Labeling and organizing the data may be analogous to the building of tools for use in science, but it’s certainly crucial to subsequent progress. Whether it’s labeled as “doing science” or as “doing science-related activities” is, imo, quibbling over terminology. (Of course, quibbling of that kind is probably a very common pastime among scientists and related professions.)

Henry

Taxonomy is an Art. But Baraminology, that’s a Science!

Reed A. Cartwright said:

Taxonomy is an Art. But Baraminology, that’s a Science!

If baraminology allows the groups it finds to get bigger and bigger as the evidence for common descent becomes clearer (which it will), then yes, it will be a science! And in the end, all of life will be in the same baramin. And Noah’s ark will not need to be very big – it need only carry a culture of one bacterial species (say a live culture of some yoghurt). Leaving the rest of the space for racketball.

Reed A. Cartwright said:

Taxonomy is an Art. But Baraminology, that’s a Science!

Taxonomy is an Art, but Baraminology is just a mess.

Ohh, you think that AiG’s Ark Park will have racketball?
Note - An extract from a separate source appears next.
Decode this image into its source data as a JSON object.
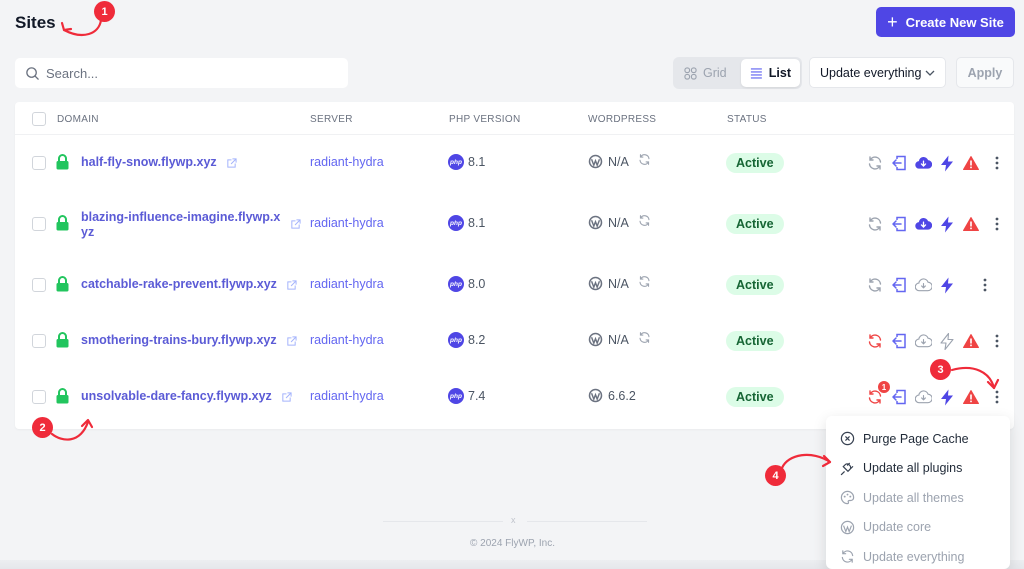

That way they can give their 1.5 gajillion visitors every year something to do other than stand in a really really long line for their only ride. (Yay! The Plagues of Egypt log flume, can we go again mom!)

I liked the frogs best.

No, I liked the river of blood.

Hey, Mom, why isn’t Bobby moving?

John Harshman said:

I liked the frogs best.

No, I liked the river of blood.

Hey, Mom, why isn’t Bobby moving?

It’d be fun to suggest that baraminology predicts that all the first-born species were killed in the Flood. :)

About this Entry

This page contains a single entry by Reed A. Cartwright published on August 22, 2011 2:00 PM.

Photography Contest: Finalists, Land was the previous entry in this blog.

Prolific Internet Troll Arrested in Montreal and Under Examination is the next entry in this blog.

Find recent content on the main index or look in the archives to find all content.

Categories

Archives

Author Archives

Powered by Movable Type 4.37

Site Meter